| Dataset rows for apps and sites |

====

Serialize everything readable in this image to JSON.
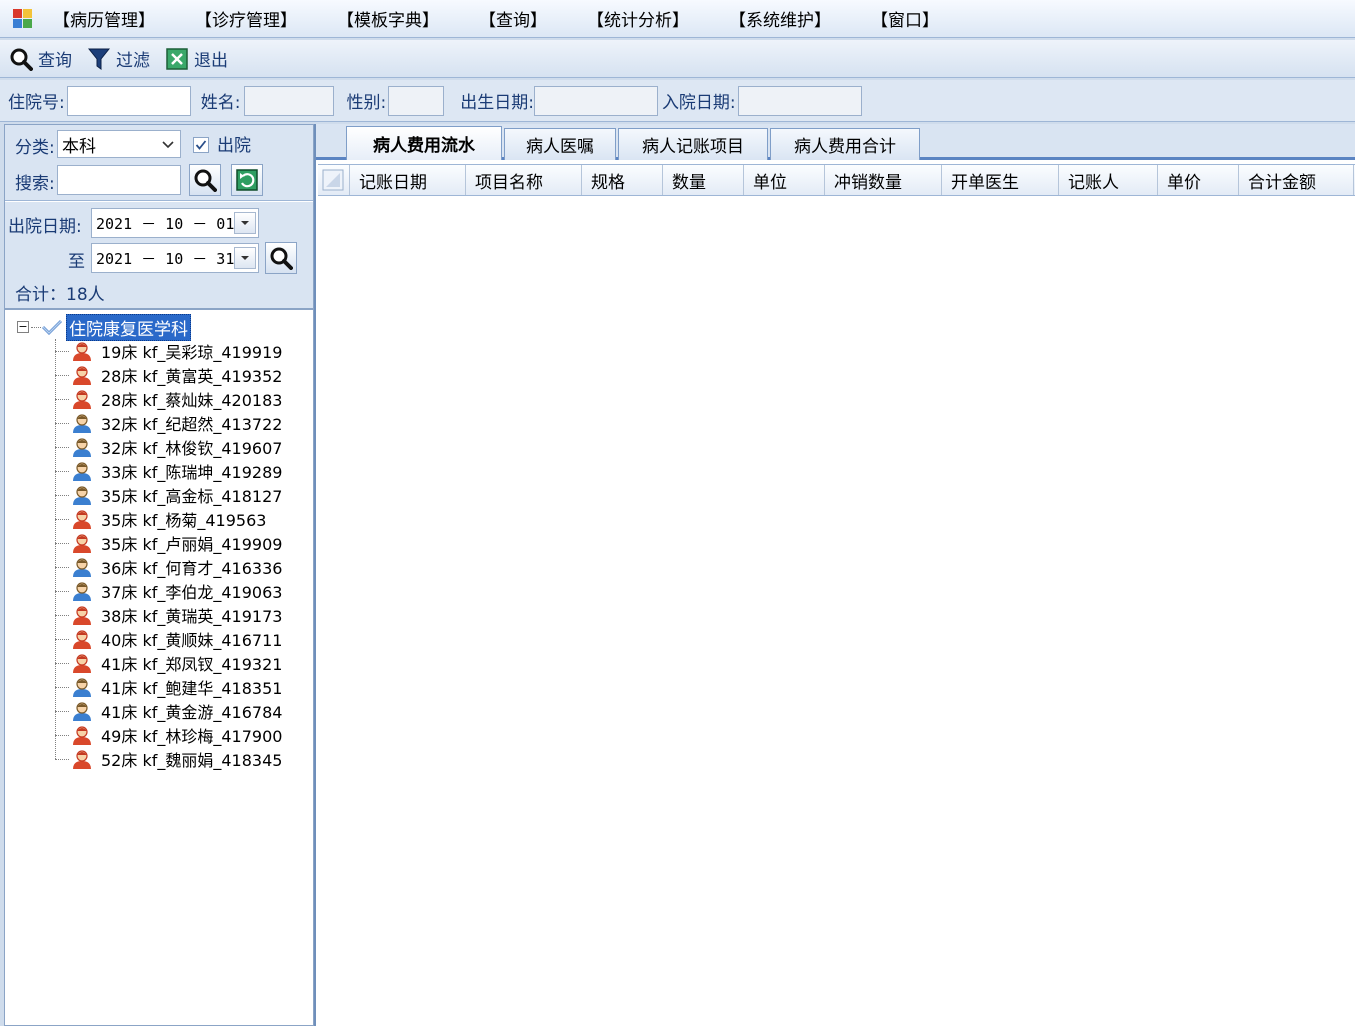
{
  "menu": {
    "items": [
      "【病历管理】",
      "【诊疗管理】",
      "【模板字典】",
      "【查询】",
      "【统计分析】",
      "【系统维护】",
      "【窗口】"
    ]
  },
  "toolbar": {
    "query_label": "查询",
    "filter_label": "过滤",
    "exit_label": "退出"
  },
  "search": {
    "admission_no_label": "住院号:",
    "name_label": "姓名:",
    "gender_label": "性别:",
    "birthdate_label": "出生日期:",
    "admit_date_label": "入院日期:"
  },
  "filter": {
    "category_label": "分类:",
    "category_value": "本科",
    "discharged_label": "出院",
    "discharged_checked": true,
    "search_label": "搜索:"
  },
  "dates": {
    "discharge_label": "出院日期:",
    "from": "2021 － 10 － 01",
    "to_label": "至",
    "to": "2021 － 10 － 31",
    "total": "合计：18人"
  },
  "tree": {
    "root": "住院康复医学科",
    "patients": [
      {
        "label": "19床 kf_吴彩琼_419919",
        "gender": "F"
      },
      {
        "label": "28床 kf_黄富英_419352",
        "gender": "F"
      },
      {
        "label": "28床 kf_蔡灿妹_420183",
        "gender": "F"
      },
      {
        "label": "32床 kf_纪超然_413722",
        "gender": "M"
      },
      {
        "label": "32床 kf_林俊钦_419607",
        "gender": "M"
      },
      {
        "label": "33床 kf_陈瑞坤_419289",
        "gender": "M"
      },
      {
        "label": "35床 kf_高金标_418127",
        "gender": "M"
      },
      {
        "label": "35床 kf_杨菊_419563",
        "gender": "F"
      },
      {
        "label": "35床 kf_卢丽娟_419909",
        "gender": "F"
      },
      {
        "label": "36床 kf_何育才_416336",
        "gender": "M"
      },
      {
        "label": "37床 kf_李伯龙_419063",
        "gender": "M"
      },
      {
        "label": "38床 kf_黄瑞英_419173",
        "gender": "F"
      },
      {
        "label": "40床 kf_黄顺妹_416711",
        "gender": "F"
      },
      {
        "label": "41床 kf_郑凤钗_419321",
        "gender": "F"
      },
      {
        "label": "41床 kf_鲍建华_418351",
        "gender": "M"
      },
      {
        "label": "41床 kf_黄金游_416784",
        "gender": "M"
      },
      {
        "label": "49床 kf_林珍梅_417900",
        "gender": "F"
      },
      {
        "label": "52床 kf_魏丽娟_418345",
        "gender": "F"
      }
    ]
  },
  "tabs": [
    "病人费用流水",
    "病人医嘱",
    "病人记账项目",
    "病人费用合计"
  ],
  "grid": {
    "columns": [
      "记账日期",
      "项目名称",
      "规格",
      "数量",
      "单位",
      "冲销数量",
      "开单医生",
      "记账人",
      "单价",
      "合计金额"
    ]
  },
  "colors": {
    "accent": "#2a69c9",
    "female_icon": "#d9482b",
    "male_icon": "#3b7fd0"
  }
}
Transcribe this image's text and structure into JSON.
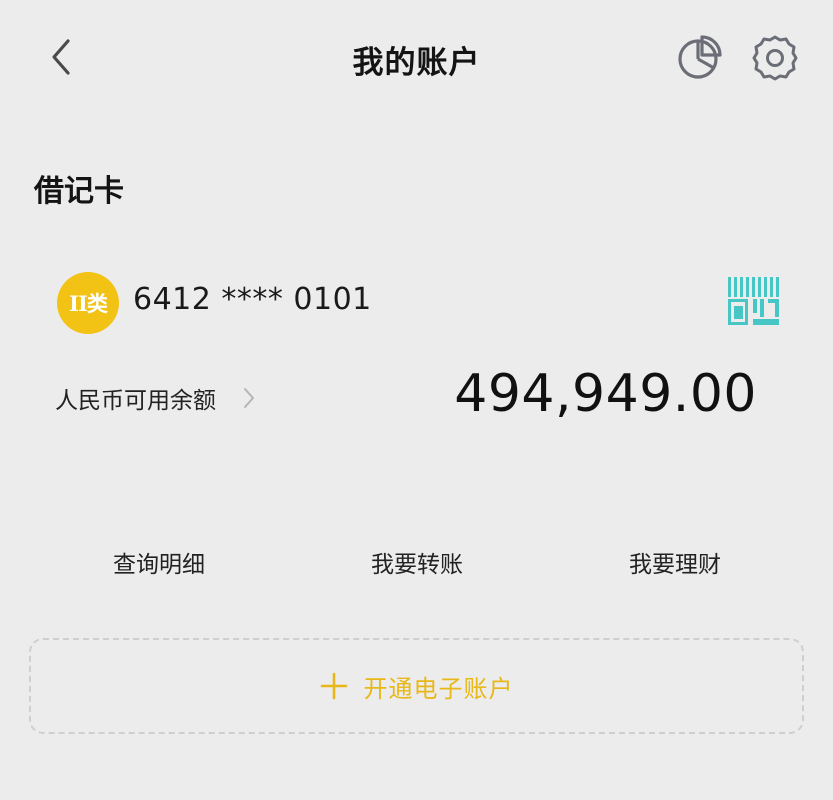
{
  "header": {
    "title": "我的账户"
  },
  "icons": {
    "back": "chevron-left-icon",
    "stats": "pie-chart-icon",
    "settings": "gear-icon",
    "qr": "qr-code-icon",
    "balance_arrow": "chevron-right-icon",
    "open_account": "plus-icon"
  },
  "section": {
    "title": "借记卡"
  },
  "card": {
    "badge": "II类",
    "number": "6412 **** 0101",
    "balance_label": "人民币可用余额",
    "balance": "494,949.00"
  },
  "actions": [
    {
      "label": "查询明细"
    },
    {
      "label": "我要转账"
    },
    {
      "label": "我要理财"
    }
  ],
  "open_account": {
    "label": "开通电子账户"
  },
  "colors": {
    "background": "#ececec",
    "badge": "#f2c215",
    "accent": "#e8b818",
    "qr": "#47c6c6",
    "icon_gray": "#6b6e76"
  }
}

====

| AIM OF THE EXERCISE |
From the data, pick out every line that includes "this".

| OUTPUT |
Serialize everything readable in this image to JSON.
Transcribe this image's text and structure into JSON.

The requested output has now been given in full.